“When no buyers were near, he talked to me earnestly to impress upon me how valuable work would be to me in the future: ‘Some men hate it. They make it their enemy. Better to treat it like a friend, make thyself like it. Don't mind because it is hard. If thou thinkest about what a good house thou build, then who cares if the beams are heavy and it is far from the well to carry the water for the plaster. Promise me, boy, if thou get a master, work for him as hard as thou canst. If he does not appreciate all thou do, never mind. Remember, work, well-done, does good to the man who does it. It makes him a better man.’” ― George S. Clason, The Richest Man in Babylon
The life of Del Smith, an aviator and the millionaire founder of Evergreen International Aviation, is a great example of a true rags-to-riches story. Orphaned at birth and then adopted at a young age, Smith’s childhood years were nothing but rough. Yet, he managed to rise from obscurity to become a successful and world-famous aviation entrepreneur.
Smith was an epitome of self-reliance and believed that the greatest gift that can be given to a child is to teach them the value of work. It’s a gift that always remains with them as it can never be lost or stolen. He considered himself fortunate to have a difficult childhood, and often said, “Thank God I was born poor; I learned how to work.”
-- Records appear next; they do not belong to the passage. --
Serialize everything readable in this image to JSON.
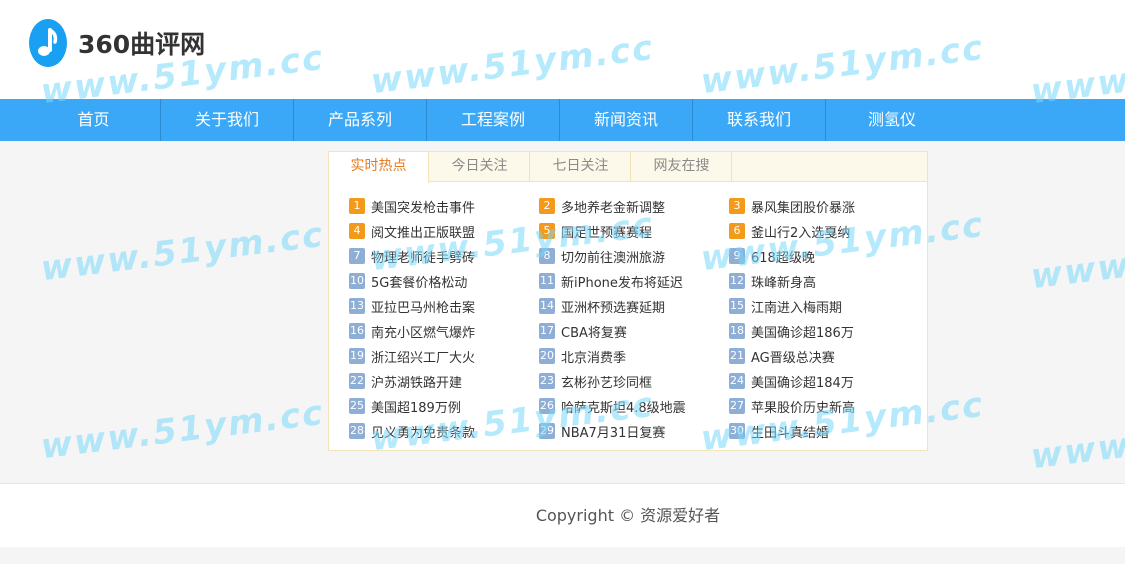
{
  "site": {
    "name": "360曲评网"
  },
  "nav": [
    "首页",
    "关于我们",
    "产品系列",
    "工程案例",
    "新闻资讯",
    "联系我们",
    "测氢仪"
  ],
  "tabs": [
    {
      "label": "实时热点",
      "active": true
    },
    {
      "label": "今日关注",
      "active": false
    },
    {
      "label": "七日关注",
      "active": false
    },
    {
      "label": "网友在搜",
      "active": false
    }
  ],
  "hot_list": [
    {
      "num": "1",
      "text": "美国突发枪击事件"
    },
    {
      "num": "2",
      "text": "多地养老金新调整"
    },
    {
      "num": "3",
      "text": "暴风集团股价暴涨"
    },
    {
      "num": "4",
      "text": "阅文推出正版联盟"
    },
    {
      "num": "5",
      "text": "国足世预赛赛程"
    },
    {
      "num": "6",
      "text": "釜山行2入选戛纳"
    },
    {
      "num": "7",
      "text": "物理老师徒手劈砖"
    },
    {
      "num": "8",
      "text": "切勿前往澳洲旅游"
    },
    {
      "num": "9",
      "text": "618超级晚"
    },
    {
      "num": "10",
      "text": "5G套餐价格松动"
    },
    {
      "num": "11",
      "text": "新iPhone发布将延迟"
    },
    {
      "num": "12",
      "text": "珠峰新身高"
    },
    {
      "num": "13",
      "text": "亚拉巴马州枪击案"
    },
    {
      "num": "14",
      "text": "亚洲杯预选赛延期"
    },
    {
      "num": "15",
      "text": "江南进入梅雨期"
    },
    {
      "num": "16",
      "text": "南充小区燃气爆炸"
    },
    {
      "num": "17",
      "text": "CBA将复赛"
    },
    {
      "num": "18",
      "text": "美国确诊超186万"
    },
    {
      "num": "19",
      "text": "浙江绍兴工厂大火"
    },
    {
      "num": "20",
      "text": "北京消费季"
    },
    {
      "num": "21",
      "text": "AG晋级总决赛"
    },
    {
      "num": "22",
      "text": "沪苏湖铁路开建"
    },
    {
      "num": "23",
      "text": "玄彬孙艺珍同框"
    },
    {
      "num": "24",
      "text": "美国确诊超184万"
    },
    {
      "num": "25",
      "text": "美国超189万例"
    },
    {
      "num": "26",
      "text": "哈萨克斯坦4.8级地震"
    },
    {
      "num": "27",
      "text": "苹果股价历史新高"
    },
    {
      "num": "28",
      "text": "见义勇为免责条款"
    },
    {
      "num": "29",
      "text": "NBA7月31日复赛"
    },
    {
      "num": "30",
      "text": "生田斗真结婚"
    }
  ],
  "footer": {
    "copyright": "Copyright © 资源爱好者"
  },
  "watermark": "www.51ym.cc",
  "colors": {
    "nav_bg": "#3aa8f6",
    "hot_badge": "#f39a1a",
    "normal_badge": "#8eaed6",
    "active_tab": "#e87a1a"
  }
}
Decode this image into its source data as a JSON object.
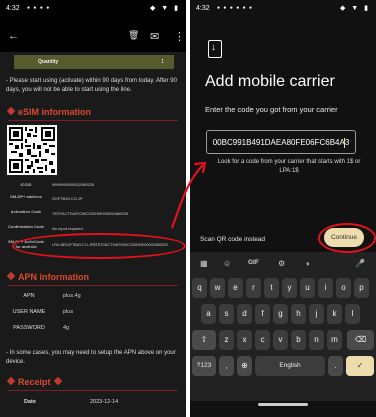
{
  "left": {
    "status_time": "4:32",
    "status_dots": "● ● ● ●",
    "status_icons": "◆ ▼ ▮",
    "toolbar": {
      "back": "←",
      "delete": "🗑",
      "mail": "✉",
      "more": "⋮"
    },
    "quantity_label": "Quantity",
    "quantity_value": "1",
    "activate_notice": "- Please start using (activate) within 90 days from today. After 90 days, you will not be able to start using the line.",
    "esim_heading": "eSIM information",
    "esim_rows": [
      {
        "key": "ICCID",
        "value": "9999999000002080025"
      },
      {
        "key": "SM-DP+ address",
        "value": "SOFTBAY.CO.JP"
      },
      {
        "key": "Activation Code",
        "value": "TESTACTIVATIONCODE99000002080025"
      },
      {
        "key": "Confirmation Code",
        "value": "No input required"
      },
      {
        "key": "SM-DP+ ActivCode for android",
        "value": "LPA:1$SOFTBAY.CO.JP$TESTACTIVATIONCODE99000002080025"
      }
    ],
    "apn_heading": "APN information",
    "apn_rows": [
      {
        "key": "APN",
        "value": "plus.4g"
      },
      {
        "key": "USER NAME",
        "value": "plus"
      },
      {
        "key": "PASSWORD",
        "value": "4g"
      }
    ],
    "apn_notice": "- In some cases, you may need to setup the APN above on your device.",
    "receipt_heading": "Receipt",
    "date_label": "Date",
    "date_value": "2023-12-14"
  },
  "right": {
    "status_time": "4:32",
    "status_dots": "● ● ● ● ● ●",
    "status_icons": "◆ ▼ ▮",
    "title": "Add mobile carrier",
    "subtitle": "Enter the code you got from your carrier",
    "code_value": "00BC991B491DAEA80FE06FC6B4A3",
    "hint": "Look for a code from your carrier that starts with 1$ or LPA:1$",
    "scan_link": "Scan QR code instead",
    "continue_label": "Continue",
    "keyboard": {
      "toolbar": {
        "grid": "▦",
        "sticker": "☺",
        "gif": "GIF",
        "gear": "⚙",
        "palette": "◐",
        "mic": "🎤"
      },
      "row1": [
        "q",
        "w",
        "e",
        "r",
        "t",
        "y",
        "u",
        "i",
        "o",
        "p"
      ],
      "row2": [
        "a",
        "s",
        "d",
        "f",
        "g",
        "h",
        "j",
        "k",
        "l"
      ],
      "row3": [
        "z",
        "x",
        "c",
        "v",
        "b",
        "n",
        "m"
      ],
      "shift": "⇧",
      "backspace": "⌫",
      "symbols": "?123",
      "comma": ",",
      "globe": "⊕",
      "space": "English",
      "period": ".",
      "enter": "✓"
    }
  },
  "colors": {
    "accent_red": "#e0121b",
    "section_red": "#d94a2d",
    "continue_bg": "#ecdcae"
  }
}
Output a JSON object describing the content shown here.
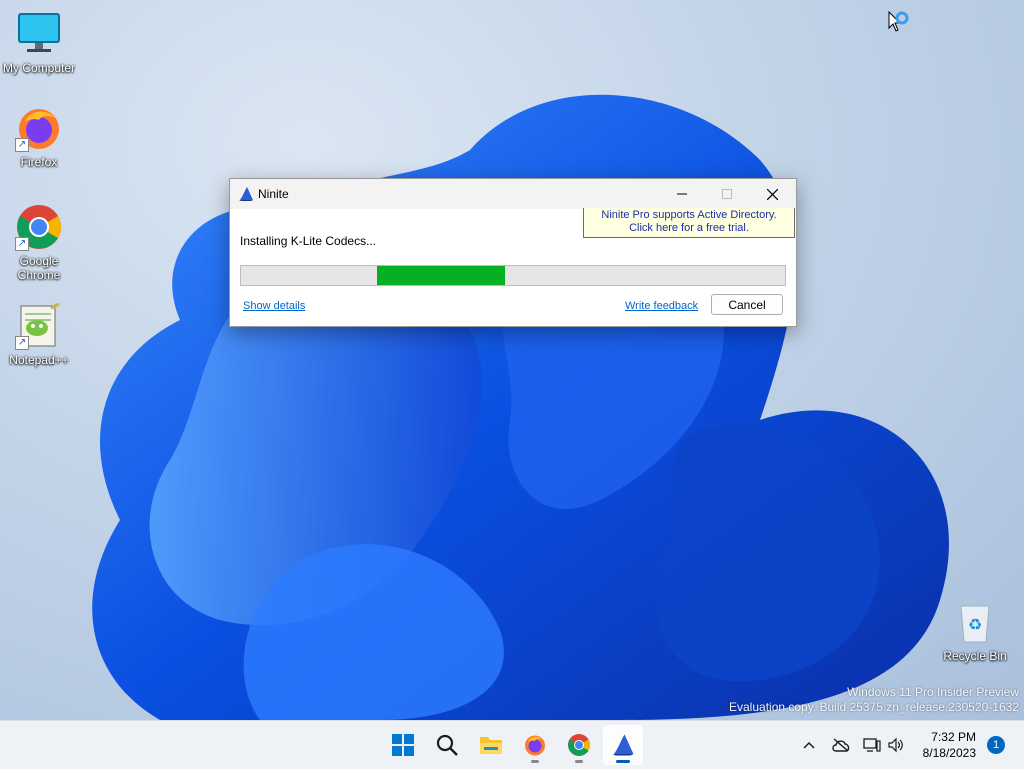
{
  "desktop": {
    "icons": [
      {
        "label": "My Computer"
      },
      {
        "label": "Firefox"
      },
      {
        "label": "Google Chrome"
      },
      {
        "label": "Notepad++"
      },
      {
        "label": "Recycle Bin"
      }
    ],
    "watermark": {
      "line1": "Windows 11 Pro Insider Preview",
      "line2": "Evaluation copy. Build 25375.zn_release.230520-1632"
    }
  },
  "window": {
    "title": "Ninite",
    "promo_line1": "Ninite Pro supports Active Directory.",
    "promo_line2": "Click here for a free trial.",
    "status": "Installing K-Lite Codecs...",
    "progress_start_fraction": 0.25,
    "progress_end_fraction": 0.485,
    "progress_color": "#06b025",
    "show_details": "Show details",
    "write_feedback": "Write feedback",
    "cancel": "Cancel"
  },
  "taskbar": {
    "items": [
      "start-icon",
      "search-icon",
      "file-explorer-icon",
      "firefox-icon",
      "chrome-icon",
      "ninite-icon"
    ],
    "time": "7:32 PM",
    "date": "8/18/2023",
    "notification_count": "1"
  }
}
Napoleon Hill wrote, “Making life ‘easy’ for children usually makes life ‘hard’ for them in adulthood.” There’s great truth in this maxim.
Parents often get carried away and let the natural desire to give their kids all the material things and comforts they didn’t have as children overpower them. But this never leads to anything good. Such generosity and uninhibited love not only undermines the value of work in the children’s eyes but also deprives them of the opportunity to develop self-reliance and hence establish confidence in their ability to take care of themselves no matter what situations they face.
Parents must start training their kids for a tough life at a young age so that later on they become remarkable adults and citizens in the future. In essence, they must always prioritize work over welfare; this is the only way to give them a great start and put them on the road to success. As Napoleon Hill puts it, “When you make life ‘hard’ for your children by requiring them to learn the value of work, they will have a far greater likelihood of success as adults.”